Aim of the task: Please write out every line of the listing without alteration, but omit the images.

Input data:
━━━━━━━━━━━━━━━━━━━━

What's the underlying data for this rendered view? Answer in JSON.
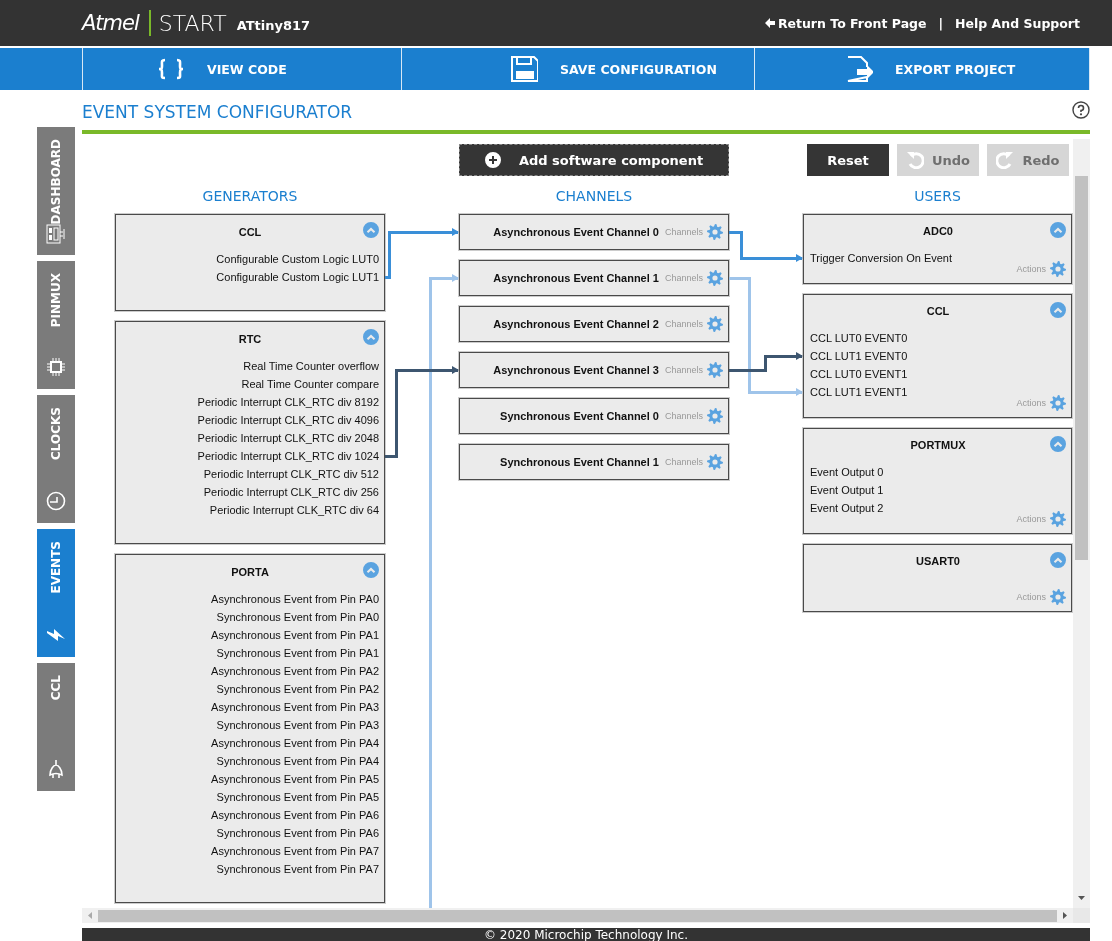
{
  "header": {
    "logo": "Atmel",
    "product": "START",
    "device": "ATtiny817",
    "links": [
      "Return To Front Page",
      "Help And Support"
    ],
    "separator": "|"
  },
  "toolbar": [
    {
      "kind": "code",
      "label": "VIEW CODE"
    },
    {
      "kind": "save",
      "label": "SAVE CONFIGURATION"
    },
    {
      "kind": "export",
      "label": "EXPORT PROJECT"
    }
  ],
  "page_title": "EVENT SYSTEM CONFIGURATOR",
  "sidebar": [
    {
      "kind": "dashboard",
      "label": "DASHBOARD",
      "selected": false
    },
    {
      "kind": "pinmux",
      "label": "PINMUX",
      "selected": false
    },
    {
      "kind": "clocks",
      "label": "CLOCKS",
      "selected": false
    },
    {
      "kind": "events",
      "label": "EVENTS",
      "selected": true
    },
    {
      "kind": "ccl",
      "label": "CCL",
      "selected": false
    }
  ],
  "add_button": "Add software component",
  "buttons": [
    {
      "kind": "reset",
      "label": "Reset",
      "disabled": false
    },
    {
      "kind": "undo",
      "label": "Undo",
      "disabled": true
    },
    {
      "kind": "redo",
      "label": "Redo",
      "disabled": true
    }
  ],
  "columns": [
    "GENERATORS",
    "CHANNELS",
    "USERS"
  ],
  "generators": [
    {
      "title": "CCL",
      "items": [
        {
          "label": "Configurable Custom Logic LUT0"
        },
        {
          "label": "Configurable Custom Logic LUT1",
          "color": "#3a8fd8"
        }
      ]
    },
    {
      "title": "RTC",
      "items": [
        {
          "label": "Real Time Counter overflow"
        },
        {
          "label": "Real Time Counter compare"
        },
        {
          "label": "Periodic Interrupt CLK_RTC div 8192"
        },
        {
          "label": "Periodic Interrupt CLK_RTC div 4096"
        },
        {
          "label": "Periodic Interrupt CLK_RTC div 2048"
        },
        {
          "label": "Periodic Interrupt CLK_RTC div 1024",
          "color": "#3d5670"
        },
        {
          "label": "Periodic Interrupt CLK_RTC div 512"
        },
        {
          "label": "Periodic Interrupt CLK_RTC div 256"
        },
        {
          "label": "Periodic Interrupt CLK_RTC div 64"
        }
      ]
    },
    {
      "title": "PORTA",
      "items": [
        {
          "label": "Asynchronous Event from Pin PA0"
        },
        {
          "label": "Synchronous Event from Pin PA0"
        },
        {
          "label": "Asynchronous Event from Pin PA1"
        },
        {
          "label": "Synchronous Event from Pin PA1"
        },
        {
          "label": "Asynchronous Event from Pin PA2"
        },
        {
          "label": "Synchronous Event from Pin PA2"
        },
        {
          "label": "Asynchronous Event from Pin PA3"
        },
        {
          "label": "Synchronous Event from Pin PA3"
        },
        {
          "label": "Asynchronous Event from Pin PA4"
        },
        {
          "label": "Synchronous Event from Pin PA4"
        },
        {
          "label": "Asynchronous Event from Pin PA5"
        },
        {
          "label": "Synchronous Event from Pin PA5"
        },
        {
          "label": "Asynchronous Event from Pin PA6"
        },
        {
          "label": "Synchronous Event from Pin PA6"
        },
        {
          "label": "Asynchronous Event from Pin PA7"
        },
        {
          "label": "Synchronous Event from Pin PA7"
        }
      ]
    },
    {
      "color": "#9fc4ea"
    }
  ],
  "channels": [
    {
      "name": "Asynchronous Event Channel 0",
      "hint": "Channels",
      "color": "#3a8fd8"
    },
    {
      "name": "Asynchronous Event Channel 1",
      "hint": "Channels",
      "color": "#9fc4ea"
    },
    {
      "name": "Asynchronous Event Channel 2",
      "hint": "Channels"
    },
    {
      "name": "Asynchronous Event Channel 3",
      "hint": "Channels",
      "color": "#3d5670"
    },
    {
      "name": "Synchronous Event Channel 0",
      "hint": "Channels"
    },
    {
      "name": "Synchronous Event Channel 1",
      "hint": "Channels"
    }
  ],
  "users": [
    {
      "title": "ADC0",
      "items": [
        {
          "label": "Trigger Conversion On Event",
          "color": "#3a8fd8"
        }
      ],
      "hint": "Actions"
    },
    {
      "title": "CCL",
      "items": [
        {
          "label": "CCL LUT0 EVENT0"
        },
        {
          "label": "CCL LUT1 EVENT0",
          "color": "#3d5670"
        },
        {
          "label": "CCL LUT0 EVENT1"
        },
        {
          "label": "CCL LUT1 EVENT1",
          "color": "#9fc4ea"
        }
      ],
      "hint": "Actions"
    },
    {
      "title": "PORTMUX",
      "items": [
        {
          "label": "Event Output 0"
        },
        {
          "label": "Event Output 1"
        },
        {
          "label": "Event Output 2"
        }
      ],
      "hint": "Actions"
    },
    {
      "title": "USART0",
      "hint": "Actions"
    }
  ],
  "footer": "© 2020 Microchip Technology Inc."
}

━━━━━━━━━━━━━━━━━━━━

Result of this exercise:
What's the underlying data for this rendered view? Answer in JSON.
{
  "header": {
    "logo": "Atmel",
    "product": "START",
    "device": "ATtiny817",
    "links": [
      "Return To Front Page",
      "Help And Support"
    ],
    "separator": "|"
  },
  "toolbar": [
    {
      "kind": "code",
      "label": "VIEW CODE"
    },
    {
      "kind": "save",
      "label": "SAVE CONFIGURATION"
    },
    {
      "kind": "export",
      "label": "EXPORT PROJECT"
    }
  ],
  "page_title": "EVENT SYSTEM CONFIGURATOR",
  "sidebar": [
    {
      "kind": "dashboard",
      "label": "DASHBOARD",
      "selected": false
    },
    {
      "kind": "pinmux",
      "label": "PINMUX",
      "selected": false
    },
    {
      "kind": "clocks",
      "label": "CLOCKS",
      "selected": false
    },
    {
      "kind": "events",
      "label": "EVENTS",
      "selected": true
    },
    {
      "kind": "ccl",
      "label": "CCL",
      "selected": false
    }
  ],
  "add_button": "Add software component",
  "buttons": [
    {
      "kind": "reset",
      "label": "Reset",
      "disabled": false
    },
    {
      "kind": "undo",
      "label": "Undo",
      "disabled": true
    },
    {
      "kind": "redo",
      "label": "Redo",
      "disabled": true
    }
  ],
  "columns": [
    "GENERATORS",
    "CHANNELS",
    "USERS"
  ],
  "generators": [
    {
      "title": "CCL",
      "items": [
        {
          "label": "Configurable Custom Logic LUT0"
        },
        {
          "label": "Configurable Custom Logic LUT1",
          "color": "#3a8fd8"
        }
      ]
    },
    {
      "title": "RTC",
      "items": [
        {
          "label": "Real Time Counter overflow"
        },
        {
          "label": "Real Time Counter compare"
        },
        {
          "label": "Periodic Interrupt CLK_RTC div 8192"
        },
        {
          "label": "Periodic Interrupt CLK_RTC div 4096"
        },
        {
          "label": "Periodic Interrupt CLK_RTC div 2048"
        },
        {
          "label": "Periodic Interrupt CLK_RTC div 1024",
          "color": "#3d5670"
        },
        {
          "label": "Periodic Interrupt CLK_RTC div 512"
        },
        {
          "label": "Periodic Interrupt CLK_RTC div 256"
        },
        {
          "label": "Periodic Interrupt CLK_RTC div 64"
        }
      ]
    },
    {
      "title": "PORTA",
      "items": [
        {
          "label": "Asynchronous Event from Pin PA0"
        },
        {
          "label": "Synchronous Event from Pin PA0"
        },
        {
          "label": "Asynchronous Event from Pin PA1"
        },
        {
          "label": "Synchronous Event from Pin PA1"
        },
        {
          "label": "Asynchronous Event from Pin PA2"
        },
        {
          "label": "Synchronous Event from Pin PA2"
        },
        {
          "label": "Asynchronous Event from Pin PA3"
        },
        {
          "label": "Synchronous Event from Pin PA3"
        },
        {
          "label": "Asynchronous Event from Pin PA4"
        },
        {
          "label": "Synchronous Event from Pin PA4"
        },
        {
          "label": "Asynchronous Event from Pin PA5"
        },
        {
          "label": "Synchronous Event from Pin PA5"
        },
        {
          "label": "Asynchronous Event from Pin PA6"
        },
        {
          "label": "Synchronous Event from Pin PA6"
        },
        {
          "label": "Asynchronous Event from Pin PA7"
        },
        {
          "label": "Synchronous Event from Pin PA7"
        }
      ]
    },
    {
      "color": "#9fc4ea"
    }
  ],
  "channels": [
    {
      "name": "Asynchronous Event Channel 0",
      "hint": "Channels",
      "color": "#3a8fd8"
    },
    {
      "name": "Asynchronous Event Channel 1",
      "hint": "Channels",
      "color": "#9fc4ea"
    },
    {
      "name": "Asynchronous Event Channel 2",
      "hint": "Channels"
    },
    {
      "name": "Asynchronous Event Channel 3",
      "hint": "Channels",
      "color": "#3d5670"
    },
    {
      "name": "Synchronous Event Channel 0",
      "hint": "Channels"
    },
    {
      "name": "Synchronous Event Channel 1",
      "hint": "Channels"
    }
  ],
  "users": [
    {
      "title": "ADC0",
      "items": [
        {
          "label": "Trigger Conversion On Event",
          "color": "#3a8fd8"
        }
      ],
      "hint": "Actions"
    },
    {
      "title": "CCL",
      "items": [
        {
          "label": "CCL LUT0 EVENT0"
        },
        {
          "label": "CCL LUT1 EVENT0",
          "color": "#3d5670"
        },
        {
          "label": "CCL LUT0 EVENT1"
        },
        {
          "label": "CCL LUT1 EVENT1",
          "color": "#9fc4ea"
        }
      ],
      "hint": "Actions"
    },
    {
      "title": "PORTMUX",
      "items": [
        {
          "label": "Event Output 0"
        },
        {
          "label": "Event Output 1"
        },
        {
          "label": "Event Output 2"
        }
      ],
      "hint": "Actions"
    },
    {
      "title": "USART0",
      "hint": "Actions"
    }
  ],
  "footer": "© 2020 Microchip Technology Inc."
}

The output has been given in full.